in short: every iteration is done ONLY if required, so it save a lot of time.


also fact, iterating 1000 is not a problem, but iterating 100000 each frame is a problem. depends what game require. also its not 100x times slower, it dont calculate this way :slight_smile:

There are ways around that, but this is going way off-topic…

Yeah but in all this is about how you implement stuff. Our game for example the 128 players would be processed twice probably. Or even more. First the health system to apply regeneration since they all have Health component. Then by AI system since they all have AIComponent. Maybe they are also walking at the same time and get visited by SteeringSystem… It is all in the implementation. This is all game logic side. Ticks.

On the UI side I was able to use the changes. For example each frame just applies changed positions.

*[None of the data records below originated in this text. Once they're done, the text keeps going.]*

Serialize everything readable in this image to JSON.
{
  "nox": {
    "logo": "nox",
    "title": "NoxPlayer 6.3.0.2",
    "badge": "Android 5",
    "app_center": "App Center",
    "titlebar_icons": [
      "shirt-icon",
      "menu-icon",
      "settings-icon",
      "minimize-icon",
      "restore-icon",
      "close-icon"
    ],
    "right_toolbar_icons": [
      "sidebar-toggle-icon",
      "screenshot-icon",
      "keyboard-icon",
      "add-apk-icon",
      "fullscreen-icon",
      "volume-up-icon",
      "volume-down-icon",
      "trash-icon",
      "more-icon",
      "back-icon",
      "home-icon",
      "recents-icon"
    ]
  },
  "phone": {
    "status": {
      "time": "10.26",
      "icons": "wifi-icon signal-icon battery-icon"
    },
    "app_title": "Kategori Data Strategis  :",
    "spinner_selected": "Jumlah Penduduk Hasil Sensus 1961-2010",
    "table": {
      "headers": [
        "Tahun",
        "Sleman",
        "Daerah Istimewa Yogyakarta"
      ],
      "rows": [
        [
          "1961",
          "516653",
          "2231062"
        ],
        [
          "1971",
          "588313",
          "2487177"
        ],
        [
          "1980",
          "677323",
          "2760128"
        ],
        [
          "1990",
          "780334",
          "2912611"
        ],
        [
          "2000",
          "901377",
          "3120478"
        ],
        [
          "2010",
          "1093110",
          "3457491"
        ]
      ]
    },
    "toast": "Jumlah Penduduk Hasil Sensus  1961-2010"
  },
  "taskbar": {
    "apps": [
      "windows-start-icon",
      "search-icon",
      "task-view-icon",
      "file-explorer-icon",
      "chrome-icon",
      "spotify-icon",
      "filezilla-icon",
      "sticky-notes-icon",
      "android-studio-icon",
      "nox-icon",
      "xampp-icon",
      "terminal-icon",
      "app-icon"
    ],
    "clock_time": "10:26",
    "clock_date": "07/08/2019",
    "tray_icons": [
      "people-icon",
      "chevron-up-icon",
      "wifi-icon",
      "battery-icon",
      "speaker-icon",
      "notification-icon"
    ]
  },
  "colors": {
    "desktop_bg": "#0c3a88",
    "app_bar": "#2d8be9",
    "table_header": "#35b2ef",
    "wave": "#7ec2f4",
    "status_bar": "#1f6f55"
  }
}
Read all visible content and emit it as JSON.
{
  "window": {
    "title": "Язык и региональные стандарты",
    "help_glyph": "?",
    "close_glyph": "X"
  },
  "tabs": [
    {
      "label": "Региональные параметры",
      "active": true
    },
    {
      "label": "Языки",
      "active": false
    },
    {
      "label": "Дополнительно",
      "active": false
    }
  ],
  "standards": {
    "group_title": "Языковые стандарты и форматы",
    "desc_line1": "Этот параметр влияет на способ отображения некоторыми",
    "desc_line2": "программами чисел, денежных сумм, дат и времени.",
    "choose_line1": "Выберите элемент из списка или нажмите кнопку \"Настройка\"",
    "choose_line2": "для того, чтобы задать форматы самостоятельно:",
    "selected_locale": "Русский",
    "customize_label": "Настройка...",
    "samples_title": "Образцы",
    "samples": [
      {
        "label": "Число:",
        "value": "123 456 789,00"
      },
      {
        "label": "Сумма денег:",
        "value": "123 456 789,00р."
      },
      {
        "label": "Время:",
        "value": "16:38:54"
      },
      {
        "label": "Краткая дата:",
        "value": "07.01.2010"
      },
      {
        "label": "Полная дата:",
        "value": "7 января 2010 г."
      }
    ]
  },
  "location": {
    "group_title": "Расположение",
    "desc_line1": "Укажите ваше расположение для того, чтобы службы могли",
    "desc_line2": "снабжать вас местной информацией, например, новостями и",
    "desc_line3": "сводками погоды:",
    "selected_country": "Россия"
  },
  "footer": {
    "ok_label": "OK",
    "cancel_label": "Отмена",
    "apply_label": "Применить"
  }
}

Maybe I went overboard with the ECS in the logic side then. But yeah, pretty much you can implement all kinds of designs in many ways.